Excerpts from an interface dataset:
▼

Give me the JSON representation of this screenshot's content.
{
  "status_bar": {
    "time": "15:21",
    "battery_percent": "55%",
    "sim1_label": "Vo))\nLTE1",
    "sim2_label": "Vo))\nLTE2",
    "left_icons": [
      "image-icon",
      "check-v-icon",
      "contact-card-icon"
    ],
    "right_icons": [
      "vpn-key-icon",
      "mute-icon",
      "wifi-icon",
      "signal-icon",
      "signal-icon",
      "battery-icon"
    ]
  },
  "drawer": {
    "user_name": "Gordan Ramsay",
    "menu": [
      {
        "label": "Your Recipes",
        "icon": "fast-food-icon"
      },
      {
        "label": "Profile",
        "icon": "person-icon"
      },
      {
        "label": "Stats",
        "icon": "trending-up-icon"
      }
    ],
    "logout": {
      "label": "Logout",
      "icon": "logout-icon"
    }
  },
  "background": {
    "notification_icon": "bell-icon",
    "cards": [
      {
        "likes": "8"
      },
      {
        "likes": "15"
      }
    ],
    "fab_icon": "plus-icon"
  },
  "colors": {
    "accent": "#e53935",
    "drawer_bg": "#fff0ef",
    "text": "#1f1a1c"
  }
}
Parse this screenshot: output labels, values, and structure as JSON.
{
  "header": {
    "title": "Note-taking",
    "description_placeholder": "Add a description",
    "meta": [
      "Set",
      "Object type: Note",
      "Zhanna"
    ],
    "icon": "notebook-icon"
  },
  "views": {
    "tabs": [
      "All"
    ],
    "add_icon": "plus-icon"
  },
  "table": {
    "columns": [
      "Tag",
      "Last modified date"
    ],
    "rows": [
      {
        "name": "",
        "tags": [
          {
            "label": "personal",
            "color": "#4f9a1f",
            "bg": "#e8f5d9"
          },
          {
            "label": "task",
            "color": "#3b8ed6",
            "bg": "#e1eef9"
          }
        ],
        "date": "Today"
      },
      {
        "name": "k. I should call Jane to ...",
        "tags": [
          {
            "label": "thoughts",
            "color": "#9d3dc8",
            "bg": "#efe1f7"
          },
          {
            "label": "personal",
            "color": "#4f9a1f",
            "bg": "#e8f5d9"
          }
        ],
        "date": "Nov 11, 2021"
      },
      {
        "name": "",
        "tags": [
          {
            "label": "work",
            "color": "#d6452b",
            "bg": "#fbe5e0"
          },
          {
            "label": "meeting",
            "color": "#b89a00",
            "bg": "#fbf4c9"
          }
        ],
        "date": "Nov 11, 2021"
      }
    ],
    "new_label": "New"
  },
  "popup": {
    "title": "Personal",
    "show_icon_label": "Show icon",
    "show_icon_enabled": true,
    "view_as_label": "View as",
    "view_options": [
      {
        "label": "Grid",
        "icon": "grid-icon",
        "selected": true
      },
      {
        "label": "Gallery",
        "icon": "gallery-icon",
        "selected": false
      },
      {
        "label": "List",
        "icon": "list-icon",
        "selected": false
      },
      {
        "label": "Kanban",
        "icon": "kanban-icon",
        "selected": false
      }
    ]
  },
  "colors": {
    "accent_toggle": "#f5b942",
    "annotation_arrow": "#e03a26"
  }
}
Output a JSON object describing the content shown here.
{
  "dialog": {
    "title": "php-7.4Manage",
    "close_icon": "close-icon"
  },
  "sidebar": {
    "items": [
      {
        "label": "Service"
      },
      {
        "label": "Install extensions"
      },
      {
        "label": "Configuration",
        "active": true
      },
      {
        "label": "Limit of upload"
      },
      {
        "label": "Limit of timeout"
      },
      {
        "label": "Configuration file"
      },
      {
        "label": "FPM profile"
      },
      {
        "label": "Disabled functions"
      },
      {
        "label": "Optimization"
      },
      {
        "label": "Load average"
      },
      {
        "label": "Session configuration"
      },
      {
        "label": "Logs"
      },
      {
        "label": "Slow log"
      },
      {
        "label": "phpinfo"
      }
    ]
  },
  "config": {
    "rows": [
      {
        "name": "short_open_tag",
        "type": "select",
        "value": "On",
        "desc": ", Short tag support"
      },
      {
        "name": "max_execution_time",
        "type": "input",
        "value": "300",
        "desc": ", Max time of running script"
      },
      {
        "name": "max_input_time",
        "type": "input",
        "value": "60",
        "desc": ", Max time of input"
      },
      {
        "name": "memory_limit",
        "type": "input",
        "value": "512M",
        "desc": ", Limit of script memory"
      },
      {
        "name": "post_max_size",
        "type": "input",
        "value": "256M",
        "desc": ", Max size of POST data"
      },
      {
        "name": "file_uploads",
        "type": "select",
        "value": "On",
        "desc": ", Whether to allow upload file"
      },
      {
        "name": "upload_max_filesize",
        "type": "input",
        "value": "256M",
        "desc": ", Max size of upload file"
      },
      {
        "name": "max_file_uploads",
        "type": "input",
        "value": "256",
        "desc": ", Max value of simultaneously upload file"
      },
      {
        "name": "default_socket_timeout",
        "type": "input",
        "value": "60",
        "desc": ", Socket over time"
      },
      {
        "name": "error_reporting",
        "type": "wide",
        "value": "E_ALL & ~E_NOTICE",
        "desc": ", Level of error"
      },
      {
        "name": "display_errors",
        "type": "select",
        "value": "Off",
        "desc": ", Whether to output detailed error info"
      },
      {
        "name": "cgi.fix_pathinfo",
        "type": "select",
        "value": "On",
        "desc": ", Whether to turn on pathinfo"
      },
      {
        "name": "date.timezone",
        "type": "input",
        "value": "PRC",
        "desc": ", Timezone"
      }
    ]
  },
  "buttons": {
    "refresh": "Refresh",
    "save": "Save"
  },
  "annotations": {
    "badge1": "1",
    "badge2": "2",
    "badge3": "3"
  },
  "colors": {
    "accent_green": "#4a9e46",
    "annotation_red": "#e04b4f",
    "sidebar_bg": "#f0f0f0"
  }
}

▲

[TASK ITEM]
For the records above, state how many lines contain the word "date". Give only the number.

[ANSWER]
5